If you knew these facts, wouldn’t you probably know something about my work?
The reason “something” is interesting is that my career is not a linear progression. My first photography assignment was to go to college, got a computer, got a job as a production assistant for a documentary filmmaker who lived in New York City. In 2001, I moved from New York City to the San Francisco Bay Area, went to the California School of Visual Arts, got a job designing posters for another professional film distributor, and graduated in 2005.
My photography career has taken places that nobody expected at the time. It is like the slow-motion of a thousand years. Each year since, I have been on this journey, looking for opportunities to make a contribution and a change. I have been inspired by photographers who have moved from the Midwest (my childhood home) to the Bay Area, who have developed a passion for capturing a living scene that feels important rather than just a few interesting images. Some of those people have been pioneers and pioneers of a kind.
Some might think: “The way people photograph is changing all the time.” But the way people photograph has changed for centuries and decades, and we are just at the beginning moments of the transition into a new era of digital photography. The transition is a gradual process, but what is significant about it is that it has been accelerating in the past ten years.
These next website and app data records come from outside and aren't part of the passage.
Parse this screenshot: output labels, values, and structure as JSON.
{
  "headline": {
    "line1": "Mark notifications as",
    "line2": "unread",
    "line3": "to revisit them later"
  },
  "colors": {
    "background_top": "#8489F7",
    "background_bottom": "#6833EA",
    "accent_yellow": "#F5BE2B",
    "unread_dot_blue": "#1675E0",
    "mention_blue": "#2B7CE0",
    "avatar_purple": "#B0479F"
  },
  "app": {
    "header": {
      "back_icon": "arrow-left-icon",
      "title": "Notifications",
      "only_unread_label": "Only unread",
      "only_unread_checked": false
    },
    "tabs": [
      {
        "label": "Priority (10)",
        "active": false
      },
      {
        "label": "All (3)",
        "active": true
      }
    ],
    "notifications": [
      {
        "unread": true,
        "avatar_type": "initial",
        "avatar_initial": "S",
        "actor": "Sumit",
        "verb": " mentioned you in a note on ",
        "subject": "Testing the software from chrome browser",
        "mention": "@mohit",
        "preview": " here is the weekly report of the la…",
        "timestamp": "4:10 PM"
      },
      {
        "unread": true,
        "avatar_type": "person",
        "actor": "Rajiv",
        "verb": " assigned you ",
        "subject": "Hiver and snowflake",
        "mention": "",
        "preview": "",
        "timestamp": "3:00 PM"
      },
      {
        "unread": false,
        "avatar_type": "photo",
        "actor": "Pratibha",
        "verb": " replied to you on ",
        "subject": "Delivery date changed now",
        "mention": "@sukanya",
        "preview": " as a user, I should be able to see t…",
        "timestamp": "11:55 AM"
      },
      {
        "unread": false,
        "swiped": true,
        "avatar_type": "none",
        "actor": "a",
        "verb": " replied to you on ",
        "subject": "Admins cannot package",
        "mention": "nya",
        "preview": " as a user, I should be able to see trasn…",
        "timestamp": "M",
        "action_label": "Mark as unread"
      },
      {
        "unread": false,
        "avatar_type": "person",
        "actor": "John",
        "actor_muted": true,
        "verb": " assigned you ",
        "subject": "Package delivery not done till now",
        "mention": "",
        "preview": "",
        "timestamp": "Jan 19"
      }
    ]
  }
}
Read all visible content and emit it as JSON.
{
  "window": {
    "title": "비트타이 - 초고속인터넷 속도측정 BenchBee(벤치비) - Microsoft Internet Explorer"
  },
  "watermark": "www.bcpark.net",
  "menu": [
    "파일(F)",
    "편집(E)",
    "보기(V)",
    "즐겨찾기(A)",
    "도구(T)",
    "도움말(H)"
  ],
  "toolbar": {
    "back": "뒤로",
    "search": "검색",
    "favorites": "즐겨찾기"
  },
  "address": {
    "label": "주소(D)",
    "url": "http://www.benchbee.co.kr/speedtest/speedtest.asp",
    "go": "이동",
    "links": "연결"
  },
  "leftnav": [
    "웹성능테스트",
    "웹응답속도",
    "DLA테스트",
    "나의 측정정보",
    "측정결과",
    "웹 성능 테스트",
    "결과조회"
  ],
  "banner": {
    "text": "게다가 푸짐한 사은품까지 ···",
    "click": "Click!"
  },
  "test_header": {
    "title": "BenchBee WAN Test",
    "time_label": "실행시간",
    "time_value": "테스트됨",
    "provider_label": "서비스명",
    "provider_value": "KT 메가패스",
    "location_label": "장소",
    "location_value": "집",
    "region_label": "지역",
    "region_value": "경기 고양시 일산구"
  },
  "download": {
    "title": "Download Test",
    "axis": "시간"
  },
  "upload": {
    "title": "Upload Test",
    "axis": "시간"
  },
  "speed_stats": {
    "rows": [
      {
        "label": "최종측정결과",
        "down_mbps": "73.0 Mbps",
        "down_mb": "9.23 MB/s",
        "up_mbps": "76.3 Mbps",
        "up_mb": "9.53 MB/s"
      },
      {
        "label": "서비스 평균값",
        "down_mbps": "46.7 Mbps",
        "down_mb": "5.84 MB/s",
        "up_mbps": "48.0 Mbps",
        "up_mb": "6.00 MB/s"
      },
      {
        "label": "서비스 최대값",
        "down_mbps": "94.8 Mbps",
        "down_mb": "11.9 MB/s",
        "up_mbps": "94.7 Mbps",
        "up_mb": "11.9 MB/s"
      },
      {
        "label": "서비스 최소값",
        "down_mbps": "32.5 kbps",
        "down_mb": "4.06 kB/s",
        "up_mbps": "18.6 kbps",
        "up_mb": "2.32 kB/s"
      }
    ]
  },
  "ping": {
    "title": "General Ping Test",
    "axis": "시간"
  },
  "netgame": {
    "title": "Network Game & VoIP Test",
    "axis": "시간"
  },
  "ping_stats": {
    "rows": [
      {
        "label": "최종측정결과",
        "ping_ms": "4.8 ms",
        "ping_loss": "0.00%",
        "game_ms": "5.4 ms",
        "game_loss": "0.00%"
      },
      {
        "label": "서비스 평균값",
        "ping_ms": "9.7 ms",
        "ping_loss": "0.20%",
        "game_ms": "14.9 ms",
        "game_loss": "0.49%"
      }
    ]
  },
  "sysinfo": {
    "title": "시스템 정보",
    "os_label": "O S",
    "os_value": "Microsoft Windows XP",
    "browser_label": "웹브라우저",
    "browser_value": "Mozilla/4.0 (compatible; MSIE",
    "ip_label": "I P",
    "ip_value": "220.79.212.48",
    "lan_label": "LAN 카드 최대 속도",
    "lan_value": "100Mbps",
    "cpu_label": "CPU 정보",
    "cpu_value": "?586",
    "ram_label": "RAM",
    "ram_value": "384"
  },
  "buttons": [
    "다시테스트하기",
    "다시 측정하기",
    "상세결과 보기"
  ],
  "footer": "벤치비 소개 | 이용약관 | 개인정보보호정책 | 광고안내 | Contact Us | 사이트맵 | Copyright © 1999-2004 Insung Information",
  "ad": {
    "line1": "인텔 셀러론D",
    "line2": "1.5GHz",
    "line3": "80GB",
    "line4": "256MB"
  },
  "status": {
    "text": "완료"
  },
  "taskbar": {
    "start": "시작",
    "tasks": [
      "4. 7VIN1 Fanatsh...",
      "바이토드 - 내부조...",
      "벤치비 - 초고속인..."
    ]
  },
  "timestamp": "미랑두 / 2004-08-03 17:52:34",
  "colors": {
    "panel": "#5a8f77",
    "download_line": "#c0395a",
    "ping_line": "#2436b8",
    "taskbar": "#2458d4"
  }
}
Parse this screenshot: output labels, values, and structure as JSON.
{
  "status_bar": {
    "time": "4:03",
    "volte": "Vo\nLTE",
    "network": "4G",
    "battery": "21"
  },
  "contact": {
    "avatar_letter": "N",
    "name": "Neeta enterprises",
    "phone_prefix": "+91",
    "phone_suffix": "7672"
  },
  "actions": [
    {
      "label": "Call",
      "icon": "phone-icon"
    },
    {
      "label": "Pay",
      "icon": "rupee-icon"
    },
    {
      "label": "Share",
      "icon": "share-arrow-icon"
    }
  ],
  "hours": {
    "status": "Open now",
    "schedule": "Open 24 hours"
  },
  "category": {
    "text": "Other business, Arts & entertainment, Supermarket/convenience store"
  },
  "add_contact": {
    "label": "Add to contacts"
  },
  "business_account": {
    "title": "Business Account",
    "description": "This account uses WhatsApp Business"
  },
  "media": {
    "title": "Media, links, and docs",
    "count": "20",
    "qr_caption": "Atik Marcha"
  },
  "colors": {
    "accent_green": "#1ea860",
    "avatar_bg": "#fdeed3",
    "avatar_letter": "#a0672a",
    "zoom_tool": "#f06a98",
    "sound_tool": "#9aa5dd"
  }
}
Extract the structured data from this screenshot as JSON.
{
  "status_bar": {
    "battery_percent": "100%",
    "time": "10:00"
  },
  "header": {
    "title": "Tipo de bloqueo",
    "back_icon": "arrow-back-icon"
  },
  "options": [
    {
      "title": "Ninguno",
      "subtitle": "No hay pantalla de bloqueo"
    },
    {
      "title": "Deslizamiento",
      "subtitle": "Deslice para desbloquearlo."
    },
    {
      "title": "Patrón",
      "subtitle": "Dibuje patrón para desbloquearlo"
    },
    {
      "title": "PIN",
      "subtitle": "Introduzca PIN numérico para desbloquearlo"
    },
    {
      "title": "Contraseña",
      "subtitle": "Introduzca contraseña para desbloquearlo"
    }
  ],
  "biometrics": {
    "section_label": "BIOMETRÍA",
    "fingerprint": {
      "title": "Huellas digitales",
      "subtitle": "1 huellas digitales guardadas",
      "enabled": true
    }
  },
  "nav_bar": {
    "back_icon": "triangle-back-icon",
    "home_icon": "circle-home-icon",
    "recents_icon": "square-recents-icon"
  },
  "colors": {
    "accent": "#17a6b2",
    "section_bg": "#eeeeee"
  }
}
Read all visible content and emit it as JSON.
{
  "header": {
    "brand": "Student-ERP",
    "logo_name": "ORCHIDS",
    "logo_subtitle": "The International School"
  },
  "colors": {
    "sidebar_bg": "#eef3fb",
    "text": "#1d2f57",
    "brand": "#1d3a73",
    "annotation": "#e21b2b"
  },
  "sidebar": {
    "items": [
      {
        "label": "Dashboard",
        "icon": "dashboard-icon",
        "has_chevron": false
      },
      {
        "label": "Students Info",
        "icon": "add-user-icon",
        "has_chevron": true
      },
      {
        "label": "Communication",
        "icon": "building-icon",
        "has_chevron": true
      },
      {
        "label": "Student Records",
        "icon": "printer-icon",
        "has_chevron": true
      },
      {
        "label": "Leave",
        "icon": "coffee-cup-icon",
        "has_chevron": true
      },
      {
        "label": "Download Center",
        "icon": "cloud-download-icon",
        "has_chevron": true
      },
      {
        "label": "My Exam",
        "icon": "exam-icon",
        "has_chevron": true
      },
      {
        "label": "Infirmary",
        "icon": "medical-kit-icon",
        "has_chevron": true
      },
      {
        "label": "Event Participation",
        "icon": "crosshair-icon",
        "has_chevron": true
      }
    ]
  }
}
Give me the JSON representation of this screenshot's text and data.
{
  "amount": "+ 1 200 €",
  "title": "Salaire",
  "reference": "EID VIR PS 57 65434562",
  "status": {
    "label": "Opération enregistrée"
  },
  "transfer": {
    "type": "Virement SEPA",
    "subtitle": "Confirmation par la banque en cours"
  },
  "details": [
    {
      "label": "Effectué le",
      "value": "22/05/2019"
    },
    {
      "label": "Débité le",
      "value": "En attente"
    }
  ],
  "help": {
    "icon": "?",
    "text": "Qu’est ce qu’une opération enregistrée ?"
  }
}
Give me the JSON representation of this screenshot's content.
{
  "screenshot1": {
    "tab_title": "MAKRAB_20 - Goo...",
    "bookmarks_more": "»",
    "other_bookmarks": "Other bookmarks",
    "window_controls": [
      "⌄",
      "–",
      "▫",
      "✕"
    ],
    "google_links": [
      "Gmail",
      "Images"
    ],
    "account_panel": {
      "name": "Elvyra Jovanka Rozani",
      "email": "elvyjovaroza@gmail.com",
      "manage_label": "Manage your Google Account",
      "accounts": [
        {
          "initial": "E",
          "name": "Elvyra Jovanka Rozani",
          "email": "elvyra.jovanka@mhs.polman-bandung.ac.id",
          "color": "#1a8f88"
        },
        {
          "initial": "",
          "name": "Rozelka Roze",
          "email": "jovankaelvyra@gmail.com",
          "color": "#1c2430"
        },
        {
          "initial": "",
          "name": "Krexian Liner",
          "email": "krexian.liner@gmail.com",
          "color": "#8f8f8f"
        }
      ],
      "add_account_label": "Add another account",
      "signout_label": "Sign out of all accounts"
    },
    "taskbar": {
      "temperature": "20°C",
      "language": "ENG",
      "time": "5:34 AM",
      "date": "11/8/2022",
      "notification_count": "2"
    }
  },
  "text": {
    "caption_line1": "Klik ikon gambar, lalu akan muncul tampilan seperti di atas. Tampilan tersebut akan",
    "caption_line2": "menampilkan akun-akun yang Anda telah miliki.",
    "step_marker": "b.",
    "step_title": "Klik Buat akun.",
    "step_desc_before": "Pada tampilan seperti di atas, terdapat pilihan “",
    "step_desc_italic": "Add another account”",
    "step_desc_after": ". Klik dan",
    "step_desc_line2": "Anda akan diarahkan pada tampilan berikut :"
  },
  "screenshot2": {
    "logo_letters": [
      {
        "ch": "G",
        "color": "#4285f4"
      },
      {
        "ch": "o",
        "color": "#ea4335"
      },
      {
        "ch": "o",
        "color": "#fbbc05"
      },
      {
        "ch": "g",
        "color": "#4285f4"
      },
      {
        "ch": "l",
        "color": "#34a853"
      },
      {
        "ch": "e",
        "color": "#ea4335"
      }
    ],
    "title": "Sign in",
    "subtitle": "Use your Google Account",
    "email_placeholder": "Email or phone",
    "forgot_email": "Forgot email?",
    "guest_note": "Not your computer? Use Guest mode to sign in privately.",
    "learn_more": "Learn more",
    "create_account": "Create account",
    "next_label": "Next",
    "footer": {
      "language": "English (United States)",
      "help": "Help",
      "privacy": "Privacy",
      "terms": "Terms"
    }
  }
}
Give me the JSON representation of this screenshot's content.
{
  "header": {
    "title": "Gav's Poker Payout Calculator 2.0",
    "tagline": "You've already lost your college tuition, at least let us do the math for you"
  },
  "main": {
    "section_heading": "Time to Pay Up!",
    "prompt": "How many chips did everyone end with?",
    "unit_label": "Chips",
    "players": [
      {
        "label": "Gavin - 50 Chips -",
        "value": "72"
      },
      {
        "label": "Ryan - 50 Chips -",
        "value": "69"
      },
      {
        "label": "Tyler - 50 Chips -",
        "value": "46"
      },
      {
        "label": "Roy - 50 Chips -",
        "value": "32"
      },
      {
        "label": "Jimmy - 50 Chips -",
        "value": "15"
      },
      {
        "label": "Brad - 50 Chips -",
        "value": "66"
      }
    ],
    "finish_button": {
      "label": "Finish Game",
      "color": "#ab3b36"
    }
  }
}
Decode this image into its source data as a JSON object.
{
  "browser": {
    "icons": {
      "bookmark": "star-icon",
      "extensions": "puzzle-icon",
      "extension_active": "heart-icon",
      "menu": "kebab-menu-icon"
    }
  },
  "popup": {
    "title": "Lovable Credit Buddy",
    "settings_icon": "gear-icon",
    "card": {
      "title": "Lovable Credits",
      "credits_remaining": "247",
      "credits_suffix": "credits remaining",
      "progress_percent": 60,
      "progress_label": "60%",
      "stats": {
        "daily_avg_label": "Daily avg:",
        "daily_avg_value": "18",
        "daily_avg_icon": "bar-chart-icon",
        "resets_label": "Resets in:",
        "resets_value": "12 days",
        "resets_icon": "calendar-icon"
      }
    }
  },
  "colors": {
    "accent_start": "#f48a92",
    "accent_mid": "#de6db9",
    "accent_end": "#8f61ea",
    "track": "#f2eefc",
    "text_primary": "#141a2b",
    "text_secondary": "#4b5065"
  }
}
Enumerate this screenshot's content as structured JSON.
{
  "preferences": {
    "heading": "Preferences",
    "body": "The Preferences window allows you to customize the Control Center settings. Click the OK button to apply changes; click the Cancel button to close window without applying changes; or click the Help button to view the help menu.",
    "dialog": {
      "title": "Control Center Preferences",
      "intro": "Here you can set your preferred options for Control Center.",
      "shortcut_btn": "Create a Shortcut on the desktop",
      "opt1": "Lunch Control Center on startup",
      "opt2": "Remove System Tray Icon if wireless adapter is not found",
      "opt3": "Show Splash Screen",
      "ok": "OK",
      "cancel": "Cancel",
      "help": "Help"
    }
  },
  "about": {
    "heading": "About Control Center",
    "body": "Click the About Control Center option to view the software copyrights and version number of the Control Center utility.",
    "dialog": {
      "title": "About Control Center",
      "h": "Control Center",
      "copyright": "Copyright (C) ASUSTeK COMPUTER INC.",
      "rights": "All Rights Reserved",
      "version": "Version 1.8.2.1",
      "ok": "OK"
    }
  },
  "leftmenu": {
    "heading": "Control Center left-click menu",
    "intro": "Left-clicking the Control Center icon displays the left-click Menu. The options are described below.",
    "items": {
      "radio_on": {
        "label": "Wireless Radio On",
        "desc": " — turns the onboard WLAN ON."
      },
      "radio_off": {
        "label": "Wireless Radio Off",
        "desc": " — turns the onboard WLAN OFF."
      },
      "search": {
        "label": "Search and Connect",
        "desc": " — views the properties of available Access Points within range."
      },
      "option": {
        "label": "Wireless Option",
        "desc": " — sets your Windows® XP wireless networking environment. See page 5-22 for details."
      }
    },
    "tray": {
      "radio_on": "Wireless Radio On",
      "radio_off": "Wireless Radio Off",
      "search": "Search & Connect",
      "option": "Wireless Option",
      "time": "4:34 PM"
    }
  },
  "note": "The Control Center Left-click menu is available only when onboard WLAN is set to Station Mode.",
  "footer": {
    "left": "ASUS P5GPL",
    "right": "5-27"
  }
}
How many photographers are there?
It’s hard to figure out how many photographers there are in the US right now. It seems to me that if someone wants to make a significant contribution, they go and find another photographer. The difference isn’t in the quantity of photographers per capita: that’s just not the case. The difference seems to be the quality of photography per person: the more experience, education, professionalism, and financial resources a photographer has, the more likely they are to be a contributing photographer. The other interesting statistic about this transition is that photographers now outnumber traditional media and print media journalists. Many of the photographers working today are younger than their predecessors, so I don’t know how many there are today.
Why do you work?
I work because I love to photograph. I love the challenge of working out in the back of an SUV in my garage; the excitement of getting good shots in a lowlight situation, in which there’s nothing else going on, and